◆ WHAT YOU HAVE TO DO:
A verbatim copy of the records below, pictures omitted, is the task.

::: INPUT MATERIAL

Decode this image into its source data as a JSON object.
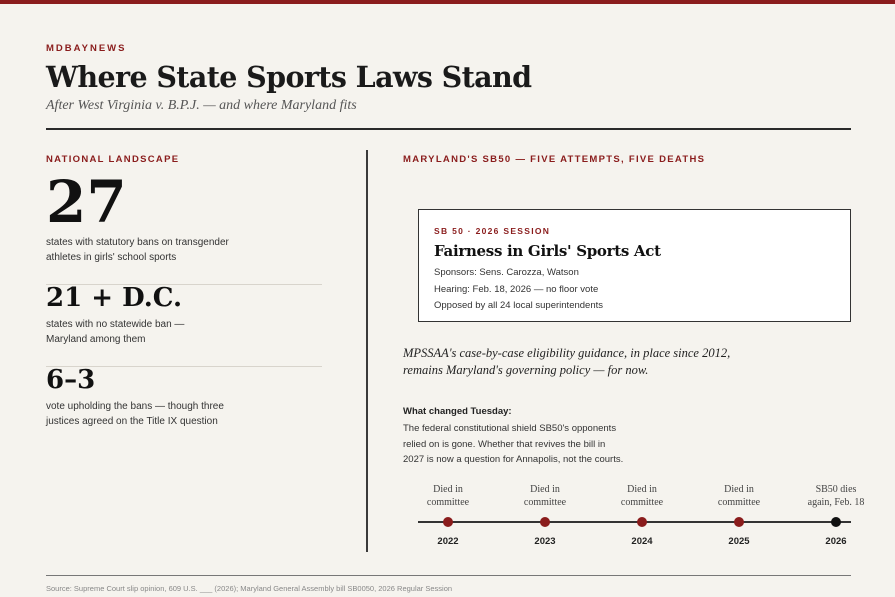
{
  "kicker": "MDBAYNEWS",
  "title": "Where State Sports Laws Stand",
  "subtitle": "After West Virginia v. B.P.J. — and where Maryland fits",
  "left": {
    "label": "NATIONAL LANDSCAPE",
    "stats": [
      {
        "value": "27",
        "desc_1": "states with statutory bans on transgender",
        "desc_2": "athletes in girls' school sports"
      },
      {
        "value": "21 + D.C.",
        "desc_1": "states with no statewide ban —",
        "desc_2": "Maryland among them"
      },
      {
        "value": "6–3",
        "desc_1": "vote upholding the bans — though three",
        "desc_2": "justices agreed on the Title IX question"
      }
    ]
  },
  "right": {
    "label": "MARYLAND'S SB50 — FIVE ATTEMPTS, FIVE DEATHS",
    "card": {
      "tag": "SB 50 · 2026 SESSION",
      "title": "Fairness in Girls' Sports Act",
      "line_1": "Sponsors: Sens. Carozza, Watson",
      "line_2": "Hearing: Feb. 18, 2026 — no floor vote",
      "line_3": "Opposed by all 24 local superintendents"
    },
    "quote_1": "MPSSAA's case-by-case eligibility guidance, in place since 2012,",
    "quote_2": "remains Maryland's governing policy — for now.",
    "changed_head": "What changed Tuesday:",
    "changed_1": "The federal constitutional shield SB50's opponents",
    "changed_2": "relied on is gone. Whether that revives the bill in",
    "changed_3": "2027 is now a question for Annapolis, not the courts.",
    "timeline": [
      {
        "label_1": "Died in",
        "label_2": "committee",
        "year": "2022"
      },
      {
        "label_1": "Died in",
        "label_2": "committee",
        "year": "2023"
      },
      {
        "label_1": "Died in",
        "label_2": "committee",
        "year": "2024"
      },
      {
        "label_1": "Died in",
        "label_2": "committee",
        "year": "2025"
      },
      {
        "label_1": "SB50 dies",
        "label_2": "again, Feb. 18",
        "year": "2026"
      }
    ]
  },
  "source": "Source: Supreme Court slip opinion, 609 U.S. ___ (2026); Maryland General Assembly bill SB0050, 2026 Regular Session",
  "colors": {
    "accent": "#8a1c1c",
    "background": "#f5f3ee",
    "ink": "#111111"
  }
}
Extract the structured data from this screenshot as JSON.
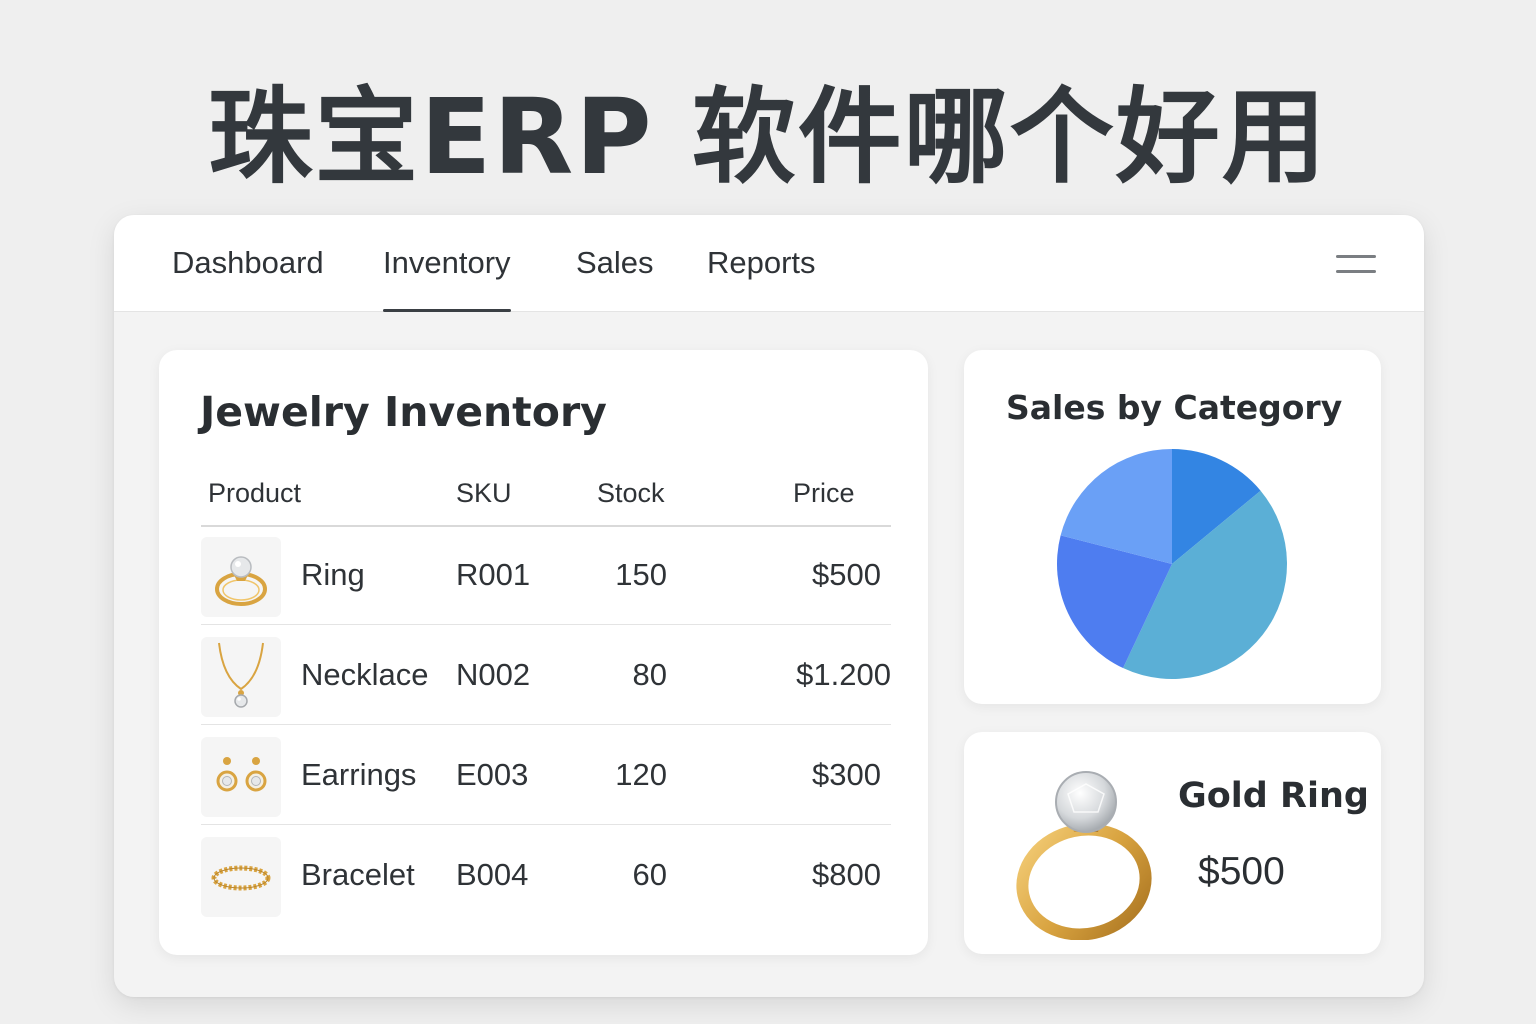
{
  "headline": "珠宝ERP 软件哪个好用",
  "nav": {
    "tabs": [
      {
        "label": "Dashboard"
      },
      {
        "label": "Inventory"
      },
      {
        "label": "Sales"
      },
      {
        "label": "Reports"
      }
    ],
    "active_tab": "Inventory"
  },
  "inventory": {
    "title": "Jewelry Inventory",
    "columns": [
      "Product",
      "SKU",
      "Stock",
      "Price"
    ],
    "rows": [
      {
        "product": "Ring",
        "sku": "R001",
        "stock": "150",
        "price": "$500",
        "icon": "ring-icon"
      },
      {
        "product": "Necklace",
        "sku": "N002",
        "stock": "80",
        "price": "$1.200",
        "icon": "necklace-icon"
      },
      {
        "product": "Earrings",
        "sku": "E003",
        "stock": "120",
        "price": "$300",
        "icon": "earrings-icon"
      },
      {
        "product": "Bracelet",
        "sku": "B004",
        "stock": "60",
        "price": "$800",
        "icon": "bracelet-icon"
      }
    ]
  },
  "sales_chart": {
    "title": "Sales by Category"
  },
  "chart_data": {
    "type": "pie",
    "title": "Sales by Category",
    "values": [
      14,
      43,
      22,
      21
    ],
    "colors": [
      "#3385e3",
      "#5bafd6",
      "#4e7df0",
      "#6aa0f6"
    ]
  },
  "featured": {
    "name": "Gold Ring",
    "price": "$500",
    "icon": "gold-ring-icon"
  },
  "colors": {
    "background": "#efefef",
    "card": "#ffffff",
    "text": "#2b2f33",
    "gold": "#d9a441"
  }
}
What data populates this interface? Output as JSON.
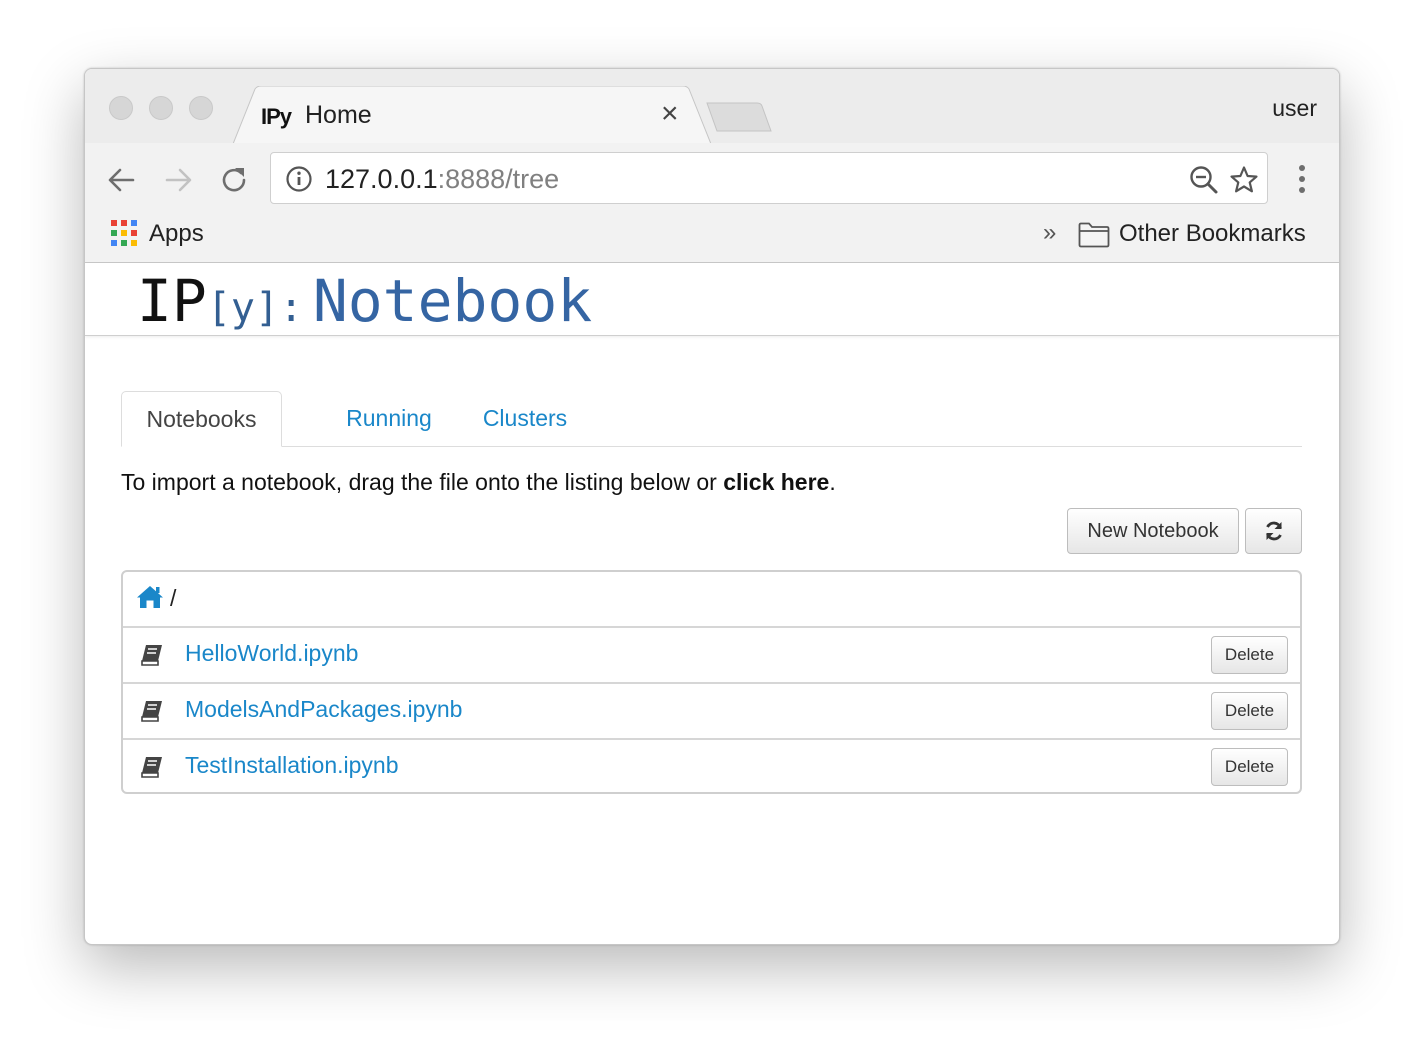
{
  "browser": {
    "tab": {
      "favicon_text": "IPy",
      "title": "Home"
    },
    "user_label": "user",
    "url": {
      "host": "127.0.0.1",
      "rest": ":8888/tree"
    },
    "bookmarks": {
      "apps_label": "Apps",
      "overflow": "»",
      "other_label": "Other Bookmarks"
    }
  },
  "header": {
    "logo_ip": "IP",
    "logo_y": "[y]:",
    "logo_notebook": "Notebook"
  },
  "tabs": [
    {
      "label": "Notebooks"
    },
    {
      "label": "Running"
    },
    {
      "label": "Clusters"
    }
  ],
  "import": {
    "prefix": "To import a notebook, drag the file onto the listing below or ",
    "link": "click here",
    "suffix": "."
  },
  "toolbar": {
    "new_notebook_label": "New Notebook"
  },
  "breadcrumb": {
    "separator": "/"
  },
  "files": [
    {
      "name": "HelloWorld.ipynb",
      "action": "Delete"
    },
    {
      "name": "ModelsAndPackages.ipynb",
      "action": "Delete"
    },
    {
      "name": "TestInstallation.ipynb",
      "action": "Delete"
    }
  ],
  "colors": {
    "link": "#1a87c9",
    "logo_blue": "#3565a3"
  }
}
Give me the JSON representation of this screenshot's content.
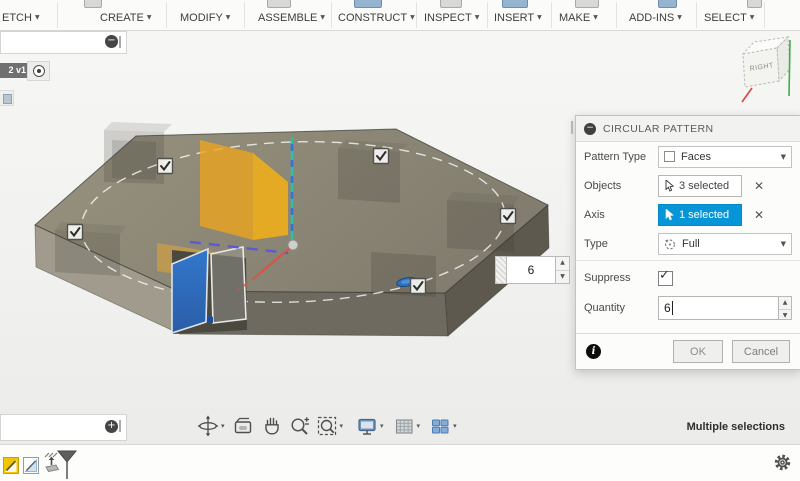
{
  "toolbar": {
    "menus": [
      "ETCH",
      "CREATE",
      "MODIFY",
      "ASSEMBLE",
      "CONSTRUCT",
      "INSPECT",
      "INSERT",
      "MAKE",
      "ADD-INS",
      "SELECT"
    ]
  },
  "browser": {
    "document_label": "2 v1"
  },
  "canvas": {
    "quantity_spinner": "6",
    "viewcube_face": "RIGHT",
    "pattern_instances_checked": true
  },
  "dialog": {
    "title": "CIRCULAR PATTERN",
    "pattern_type": {
      "label": "Pattern Type",
      "value": "Faces"
    },
    "objects": {
      "label": "Objects",
      "value": "3 selected"
    },
    "axis": {
      "label": "Axis",
      "value": "1 selected"
    },
    "type": {
      "label": "Type",
      "value": "Full"
    },
    "suppress": {
      "label": "Suppress",
      "checked": true
    },
    "quantity": {
      "label": "Quantity",
      "value": "6"
    },
    "ok_label": "OK",
    "cancel_label": "Cancel",
    "accent_color": "#0696d7"
  },
  "statusbar": {
    "selection_status": "Multiple selections"
  },
  "icons": {
    "caret_down": "▼",
    "caret_small": "▾",
    "close": "✕",
    "check": "✓",
    "info": "i",
    "collapse": "−",
    "expand": "+",
    "spinner_up": "▲",
    "spinner_down": "▼"
  }
}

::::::

◆ REPLY:
Decode this image into its source data as a JSON object.
{
  "kicker": "MDBAYNEWS",
  "title": "Where State Sports Laws Stand",
  "subtitle": "After West Virginia v. B.P.J. — and where Maryland fits",
  "left": {
    "label": "NATIONAL LANDSCAPE",
    "stats": [
      {
        "value": "27",
        "desc_1": "states with statutory bans on transgender",
        "desc_2": "athletes in girls' school sports"
      },
      {
        "value": "21 + D.C.",
        "desc_1": "states with no statewide ban —",
        "desc_2": "Maryland among them"
      },
      {
        "value": "6–3",
        "desc_1": "vote upholding the bans — though three",
        "desc_2": "justices agreed on the Title IX question"
      }
    ]
  },
  "right": {
    "label": "MARYLAND'S SB50 — FIVE ATTEMPTS, FIVE DEATHS",
    "card": {
      "tag": "SB 50 · 2026 SESSION",
      "title": "Fairness in Girls' Sports Act",
      "line_1": "Sponsors: Sens. Carozza, Watson",
      "line_2": "Hearing: Feb. 18, 2026 — no floor vote",
      "line_3": "Opposed by all 24 local superintendents"
    },
    "quote_1": "MPSSAA's case-by-case eligibility guidance, in place since 2012,",
    "quote_2": "remains Maryland's governing policy — for now.",
    "changed_head": "What changed Tuesday:",
    "changed_1": "The federal constitutional shield SB50's opponents",
    "changed_2": "relied on is gone. Whether that revives the bill in",
    "changed_3": "2027 is now a question for Annapolis, not the courts.",
    "timeline": [
      {
        "label_1": "Died in",
        "label_2": "committee",
        "year": "2022"
      },
      {
        "label_1": "Died in",
        "label_2": "committee",
        "year": "2023"
      },
      {
        "label_1": "Died in",
        "label_2": "committee",
        "year": "2024"
      },
      {
        "label_1": "Died in",
        "label_2": "committee",
        "year": "2025"
      },
      {
        "label_1": "SB50 dies",
        "label_2": "again, Feb. 18",
        "year": "2026"
      }
    ]
  },
  "source": "Source: Supreme Court slip opinion, 609 U.S. ___ (2026); Maryland General Assembly bill SB0050, 2026 Regular Session",
  "colors": {
    "accent": "#8a1c1c",
    "background": "#f5f3ee",
    "ink": "#111111"
  }
}
Extract the structured data from this screenshot as JSON.
{
  "headline": "珠宝ERP 软件哪个好用",
  "nav": {
    "tabs": [
      {
        "label": "Dashboard"
      },
      {
        "label": "Inventory"
      },
      {
        "label": "Sales"
      },
      {
        "label": "Reports"
      }
    ],
    "active_tab": "Inventory"
  },
  "inventory": {
    "title": "Jewelry Inventory",
    "columns": [
      "Product",
      "SKU",
      "Stock",
      "Price"
    ],
    "rows": [
      {
        "product": "Ring",
        "sku": "R001",
        "stock": "150",
        "price": "$500",
        "icon": "ring-icon"
      },
      {
        "product": "Necklace",
        "sku": "N002",
        "stock": "80",
        "price": "$1.200",
        "icon": "necklace-icon"
      },
      {
        "product": "Earrings",
        "sku": "E003",
        "stock": "120",
        "price": "$300",
        "icon": "earrings-icon"
      },
      {
        "product": "Bracelet",
        "sku": "B004",
        "stock": "60",
        "price": "$800",
        "icon": "bracelet-icon"
      }
    ]
  },
  "sales_chart": {
    "title": "Sales by Category"
  },
  "chart_data": {
    "type": "pie",
    "title": "Sales by Category",
    "values": [
      14,
      43,
      22,
      21
    ],
    "colors": [
      "#3385e3",
      "#5bafd6",
      "#4e7df0",
      "#6aa0f6"
    ]
  },
  "featured": {
    "name": "Gold Ring",
    "price": "$500",
    "icon": "gold-ring-icon"
  },
  "colors": {
    "background": "#efefef",
    "card": "#ffffff",
    "text": "#2b2f33",
    "gold": "#d9a441"
  }
}
What data populates this interface? Output as JSON.
{
  "browser": {
    "tab": {
      "favicon_text": "IPy",
      "title": "Home"
    },
    "user_label": "user",
    "url": {
      "host": "127.0.0.1",
      "rest": ":8888/tree"
    },
    "bookmarks": {
      "apps_label": "Apps",
      "overflow": "»",
      "other_label": "Other Bookmarks"
    }
  },
  "header": {
    "logo_ip": "IP",
    "logo_y": "[y]:",
    "logo_notebook": "Notebook"
  },
  "tabs": [
    {
      "label": "Notebooks"
    },
    {
      "label": "Running"
    },
    {
      "label": "Clusters"
    }
  ],
  "import": {
    "prefix": "To import a notebook, drag the file onto the listing below or ",
    "link": "click here",
    "suffix": "."
  },
  "toolbar": {
    "new_notebook_label": "New Notebook"
  },
  "breadcrumb": {
    "separator": "/"
  },
  "files": [
    {
      "name": "HelloWorld.ipynb",
      "action": "Delete"
    },
    {
      "name": "ModelsAndPackages.ipynb",
      "action": "Delete"
    },
    {
      "name": "TestInstallation.ipynb",
      "action": "Delete"
    }
  ],
  "colors": {
    "link": "#1a87c9",
    "logo_blue": "#3565a3"
  }
}
Give me the JSON representation of this screenshot's content.
{
  "toolbar": {
    "menus": [
      "ETCH",
      "CREATE",
      "MODIFY",
      "ASSEMBLE",
      "CONSTRUCT",
      "INSPECT",
      "INSERT",
      "MAKE",
      "ADD-INS",
      "SELECT"
    ]
  },
  "browser": {
    "document_label": "2 v1"
  },
  "canvas": {
    "quantity_spinner": "6",
    "viewcube_face": "RIGHT",
    "pattern_instances_checked": true
  },
  "dialog": {
    "title": "CIRCULAR PATTERN",
    "pattern_type": {
      "label": "Pattern Type",
      "value": "Faces"
    },
    "objects": {
      "label": "Objects",
      "value": "3 selected"
    },
    "axis": {
      "label": "Axis",
      "value": "1 selected"
    },
    "type": {
      "label": "Type",
      "value": "Full"
    },
    "suppress": {
      "label": "Suppress",
      "checked": true
    },
    "quantity": {
      "label": "Quantity",
      "value": "6"
    },
    "ok_label": "OK",
    "cancel_label": "Cancel",
    "accent_color": "#0696d7"
  },
  "statusbar": {
    "selection_status": "Multiple selections"
  },
  "icons": {
    "caret_down": "▼",
    "caret_small": "▾",
    "close": "✕",
    "check": "✓",
    "info": "i",
    "collapse": "−",
    "expand": "+",
    "spinner_up": "▲",
    "spinner_down": "▼"
  }
}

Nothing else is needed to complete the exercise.